"As was the case heading into 2018, the tailwinds in our business are largely generated internally, coming from strong and diversified growth across our five distinct pillars, all aimed at achieving our longstanding mission," David Wichmann said on the firm's second-quarter earnings call on Tuesday, July 17.
The Minnetonka, Minn.-based company's five key areas are healthcare delivery, pharmacy care services, consumer-centric benefits, digital healthcare and global.
Wichmann said UnitedHealth will continue to invest in technology deployment and delivery system optimization, among others, in order to keep growing. "These investments also serve to lower our cost structures, improve [the net promoter score] and enable sustained growth and differentiated value for years to come," he said.
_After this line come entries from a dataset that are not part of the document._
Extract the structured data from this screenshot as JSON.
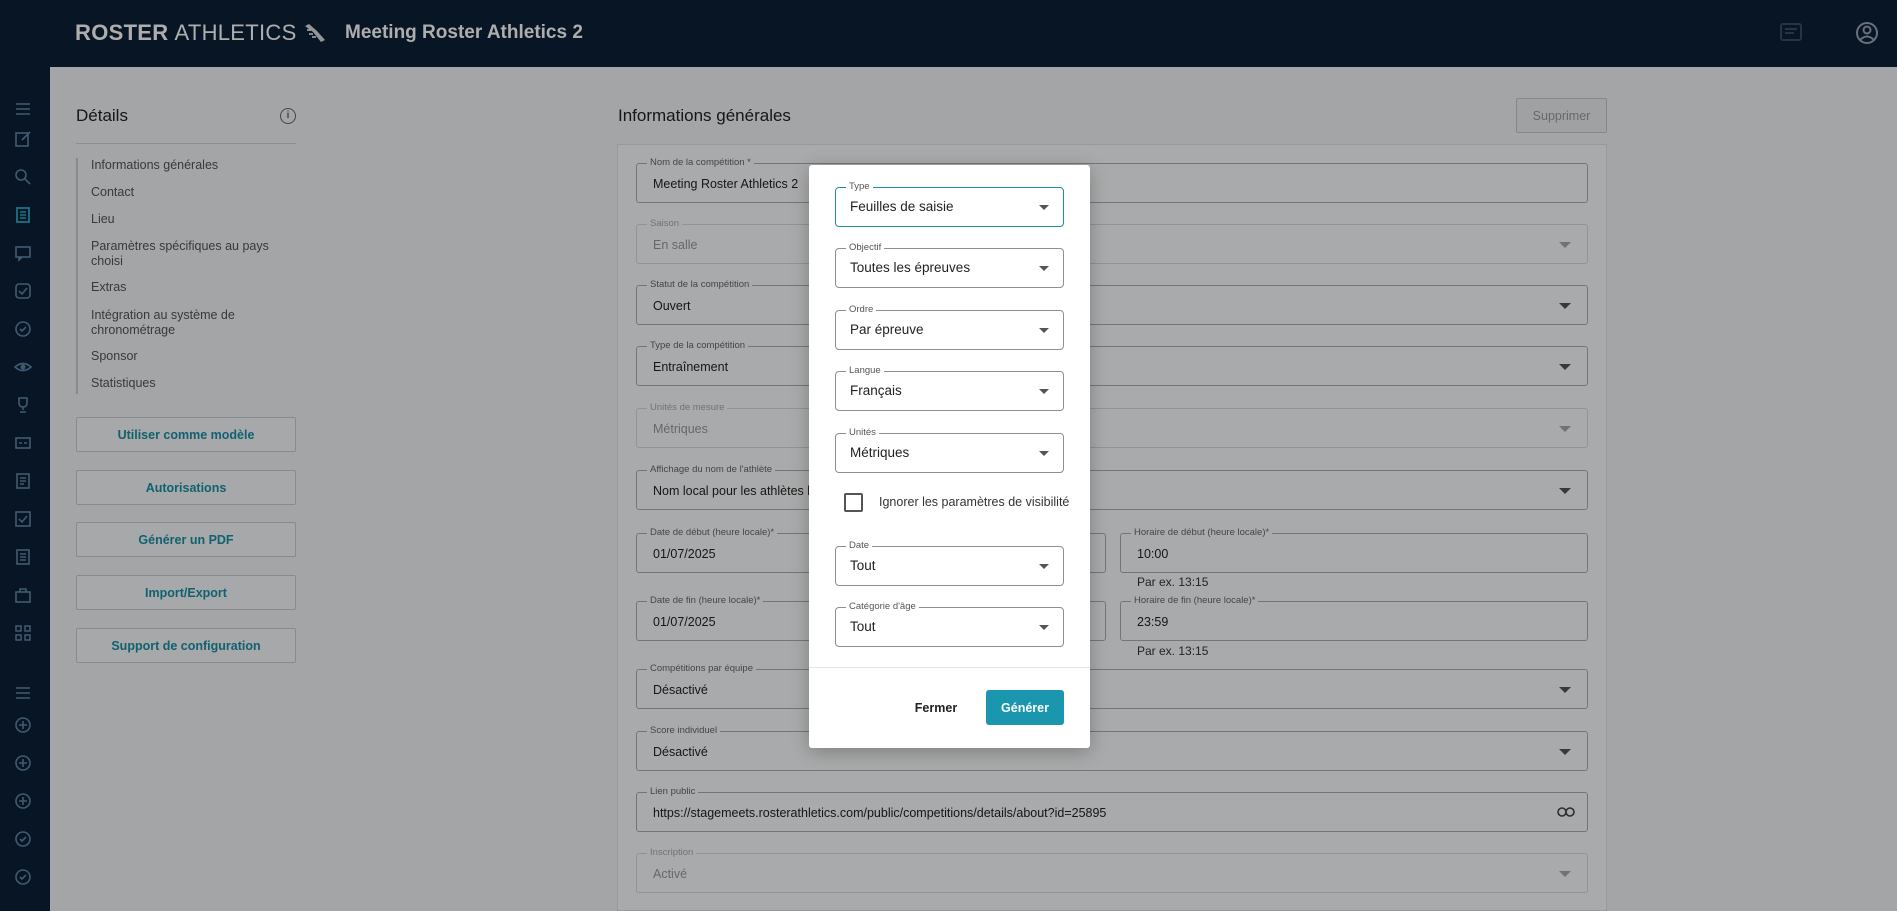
{
  "app": {
    "logo_bold": "ROSTER",
    "logo_light": "ATHLETICS",
    "page_title": "Meeting Roster Athletics 2"
  },
  "left_panel": {
    "title": "Détails",
    "nav": [
      "Informations générales",
      "Contact",
      "Lieu",
      "Paramètres spécifiques au pays choisi",
      "Extras",
      "Intégration au système de chronométrage",
      "Sponsor",
      "Statistiques"
    ],
    "buttons": [
      "Utiliser comme modèle",
      "Autorisations",
      "Générer un PDF",
      "Import/Export",
      "Support de configuration"
    ]
  },
  "main": {
    "title": "Informations générales",
    "delete_label": "Supprimer",
    "fields": {
      "name": {
        "label": "Nom de la compétition *",
        "value": "Meeting Roster Athletics 2"
      },
      "season": {
        "label": "Saison",
        "value": "En salle"
      },
      "status": {
        "label": "Statut de la compétition",
        "value": "Ouvert"
      },
      "type": {
        "label": "Type de la compétition",
        "value": "Entraînement"
      },
      "units": {
        "label": "Unités de mesure",
        "value": "Métriques"
      },
      "display_name": {
        "label": "Affichage du nom de l'athlète",
        "value": "Nom local pour les athlètes lo"
      },
      "start_date": {
        "label": "Date de début (heure locale)*",
        "value": "01/07/2025"
      },
      "start_time": {
        "label": "Horaire de début (heure locale)*",
        "value": "10:00",
        "hint": "Par ex. 13:15"
      },
      "end_date": {
        "label": "Date de fin (heure locale)*",
        "value": "01/07/2025"
      },
      "end_time": {
        "label": "Horaire de fin (heure locale)*",
        "value": "23:59",
        "hint": "Par ex. 13:15"
      },
      "team": {
        "label": "Compétitions par équipe",
        "value": "Désactivé"
      },
      "score": {
        "label": "Score individuel",
        "value": "Désactivé"
      },
      "public_link": {
        "label": "Lien public",
        "value": "https://stagemeets.rosterathletics.com/public/competitions/details/about?id=25895"
      },
      "registration": {
        "label": "Inscription",
        "value": "Activé"
      }
    }
  },
  "modal": {
    "type": {
      "label": "Type",
      "value": "Feuilles de saisie"
    },
    "objective": {
      "label": "Objectif",
      "value": "Toutes les épreuves"
    },
    "order": {
      "label": "Ordre",
      "value": "Par épreuve"
    },
    "language": {
      "label": "Langue",
      "value": "Français"
    },
    "units": {
      "label": "Unités",
      "value": "Métriques"
    },
    "ignore_visibility": {
      "label": "Ignorer les paramètres de visibilité",
      "checked": false
    },
    "date": {
      "label": "Date",
      "value": "Tout"
    },
    "age_category": {
      "label": "Catégorie d'âge",
      "value": "Tout"
    },
    "close_label": "Fermer",
    "generate_label": "Générer"
  },
  "colors": {
    "topbar": "#0d2036",
    "accent": "#1a96ae"
  }
}
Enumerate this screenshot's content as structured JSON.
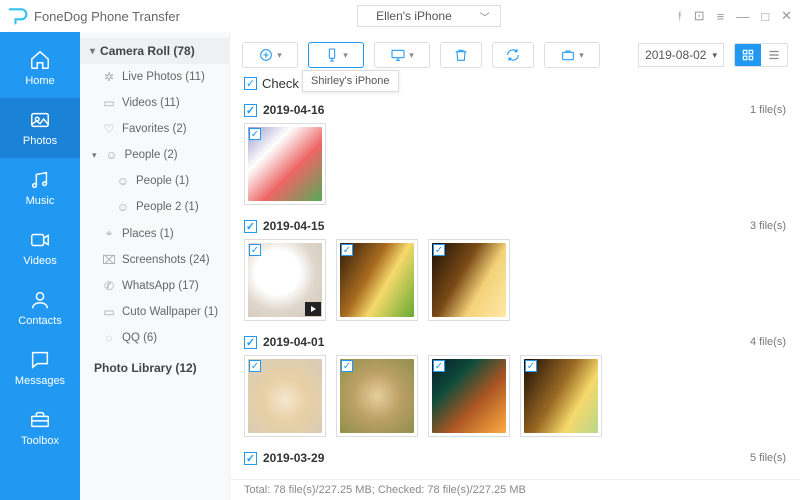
{
  "app": {
    "name": "FoneDog Phone Transfer"
  },
  "device": {
    "icon": "apple",
    "name": "Ellen's iPhone"
  },
  "windowControls": [
    "feedback",
    "help",
    "menu",
    "minimize",
    "maximize",
    "close"
  ],
  "nav": {
    "items": [
      {
        "key": "home",
        "label": "Home"
      },
      {
        "key": "photos",
        "label": "Photos",
        "active": true
      },
      {
        "key": "music",
        "label": "Music"
      },
      {
        "key": "videos",
        "label": "Videos"
      },
      {
        "key": "contacts",
        "label": "Contacts"
      },
      {
        "key": "messages",
        "label": "Messages"
      },
      {
        "key": "toolbox",
        "label": "Toolbox"
      }
    ]
  },
  "sidebar": {
    "group_label": "Camera Roll (78)",
    "items": [
      {
        "icon": "✲",
        "label": "Live Photos (11)"
      },
      {
        "icon": "▭",
        "label": "Videos (11)"
      },
      {
        "icon": "♡",
        "label": "Favorites (2)"
      },
      {
        "icon": "☺",
        "label": "People (2)",
        "expandable": true,
        "expanded": true
      },
      {
        "icon": "☺",
        "label": "People (1)",
        "indent": true
      },
      {
        "icon": "☺",
        "label": "People 2 (1)",
        "indent": true
      },
      {
        "icon": "⌖",
        "label": "Places (1)"
      },
      {
        "icon": "⌧",
        "label": "Screenshots (24)"
      },
      {
        "icon": "✆",
        "label": "WhatsApp (17)"
      },
      {
        "icon": "▭",
        "label": "Cuto Wallpaper (1)"
      },
      {
        "icon": "◌",
        "label": "QQ (6)"
      }
    ],
    "library_label": "Photo Library (12)"
  },
  "toolbar": {
    "add": "add",
    "transfer": "transfer",
    "export": "export",
    "delete": "delete",
    "refresh": "refresh",
    "dedupe": "toolbox",
    "tooltip": "Shirley's iPhone",
    "date": "2019-08-02",
    "view": "grid"
  },
  "checkall_label": "Check All(78)",
  "groups": [
    {
      "date": "2019-04-16",
      "count_label": "1 file(s)",
      "thumbs": [
        {
          "cls": "ph-phone"
        }
      ]
    },
    {
      "date": "2019-04-15",
      "count_label": "3 file(s)",
      "thumbs": [
        {
          "cls": "ph-mug",
          "video": true
        },
        {
          "cls": "ph-beer"
        },
        {
          "cls": "ph-salt"
        }
      ]
    },
    {
      "date": "2019-04-01",
      "count_label": "4 file(s)",
      "thumbs": [
        {
          "cls": "ph-pup1"
        },
        {
          "cls": "ph-pup2"
        },
        {
          "cls": "ph-neon"
        },
        {
          "cls": "ph-beer2"
        }
      ]
    },
    {
      "date": "2019-03-29",
      "count_label": "5 file(s)",
      "thumbs": []
    }
  ],
  "footer": "Total: 78 file(s)/227.25 MB; Checked: 78 file(s)/227.25 MB"
}
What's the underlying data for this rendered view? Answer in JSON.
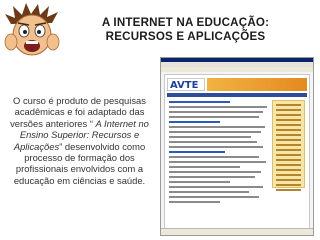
{
  "title": {
    "line1": "A  INTERNET NA EDUCAÇÃO:",
    "line2": "RECURSOS E APLICAÇÕES"
  },
  "description": {
    "part1": "O curso é produto de pesquisas acadêmicas e foi adaptado das versões anteriores “ ",
    "italic": "A Internet no Ensino Superior: Recursos e Aplicações",
    "part2": "” desenvolvido como processo de formação dos profissionais envolvidos com a educação em ciências e saúde."
  },
  "screenshot": {
    "logo_text": "AVTE"
  }
}
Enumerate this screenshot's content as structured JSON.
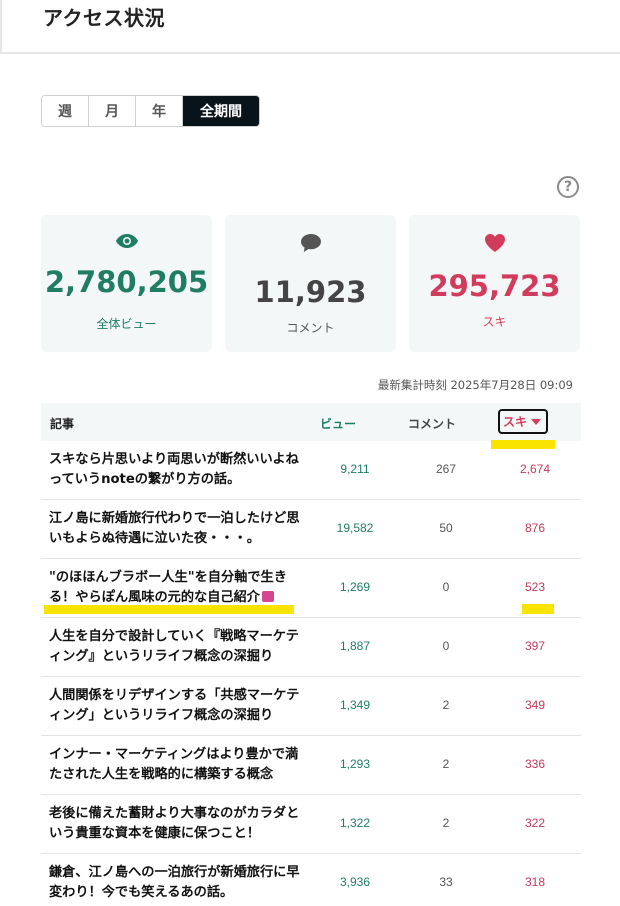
{
  "page": {
    "title": "アクセス状況"
  },
  "period_tabs": [
    {
      "label": "週",
      "active": false
    },
    {
      "label": "月",
      "active": false
    },
    {
      "label": "年",
      "active": false
    },
    {
      "label": "全期間",
      "active": true
    }
  ],
  "help": {
    "glyph": "?"
  },
  "stats": {
    "views": {
      "value": "2,780,205",
      "label": "全体ビュー",
      "icon": "eye-icon"
    },
    "comments": {
      "value": "11,923",
      "label": "コメント",
      "icon": "speech-bubble-icon"
    },
    "likes": {
      "value": "295,723",
      "label": "スキ",
      "icon": "heart-icon"
    }
  },
  "updated_at": "最新集計時刻 2025年7月28日 09:09",
  "table": {
    "headers": {
      "article": "記事",
      "views": "ビュー",
      "comments": "コメント",
      "likes": "スキ"
    },
    "rows": [
      {
        "title": "スキなら片思いより両思いが断然いいよねっていうnoteの繋がり方の話。",
        "views": "9,211",
        "comments": "267",
        "likes": "2,674"
      },
      {
        "title": "江ノ島に新婚旅行代わりで一泊したけど思いもよらぬ待遇に泣いた夜・・・。",
        "views": "19,582",
        "comments": "50",
        "likes": "876"
      },
      {
        "title": "\"のほほんブラボー人生\"を自分軸で生きる！やらぽん風味の元的な自己紹介",
        "views": "1,269",
        "comments": "0",
        "likes": "523"
      },
      {
        "title": "人生を自分で設計していく『戦略マーケティング』というリライフ概念の深掘り",
        "views": "1,887",
        "comments": "0",
        "likes": "397"
      },
      {
        "title": "人間関係をリデザインする「共感マーケティング」というリライフ概念の深掘り",
        "views": "1,349",
        "comments": "2",
        "likes": "349"
      },
      {
        "title": "インナー・マーケティングはより豊かで満たされた人生を戦略的に構築する概念",
        "views": "1,293",
        "comments": "2",
        "likes": "336"
      },
      {
        "title": "老後に備えた蓄財より大事なのがカラダという貴重な資本を健康に保つこと！",
        "views": "1,322",
        "comments": "2",
        "likes": "322"
      },
      {
        "title": "鎌倉、江ノ島への一泊旅行が新婚旅行に早変わり！今でも笑えるあの話。",
        "views": "3,936",
        "comments": "33",
        "likes": "318"
      }
    ]
  },
  "colors": {
    "views": "#1f7d62",
    "likes": "#d23c5c",
    "highlight": "#f9e400",
    "active_tab": "#08131a"
  }
}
The net promoter score is a measure of customers' willingness to recommend a company's offerings to others.
As for headwinds, the company expects the policy debate on coverage expansions and healthcare costs to continue into 2019, Wichmann said. In addition, he said the return of the health insurance tax in 2020 will result in "higher premiums and lower coverage levels for people." UnitedHealth, he said, will advocate on behalf of customers and consumers for a delay or repeal of the tax.
UnitedHealth on Tuesday reported second-quarter earnings that came in above estimates and revenue that was in line with expectations.
For the three months ended June 30, the company reported adjusted net earnings of $3.14 a share, up 28% from the year-ago period. Revenue rose 12% year-over-year to $56.1 billion. Analysts had projected, on average, adjusted EPS of $3.04 on revenue of $56.1 billion, according to Bloomberg.
For full-year 2018, UnitedHealth increased its net earnings guidance to the $11.80 to $12.05 per share range from $11.70 to $11.95 a share. It now expects adjusted net earnings to be in the range of $12.50 to $12.75 per share, compared with previous guidance of $12.40 to $12.65 a share.
Despite the results, shares were down 3.1% to $249.12 in morning trading. The company also reported that its medical loss ratio, or the percentage of premium dollars spent on claims and activities to improve the quality of healthcare, was 81.9% in the quarter, which may have concerned investors. Analysts had estimated, on average, a medical loss ratio of 81.8%, according to FactSet Research Systems Inc.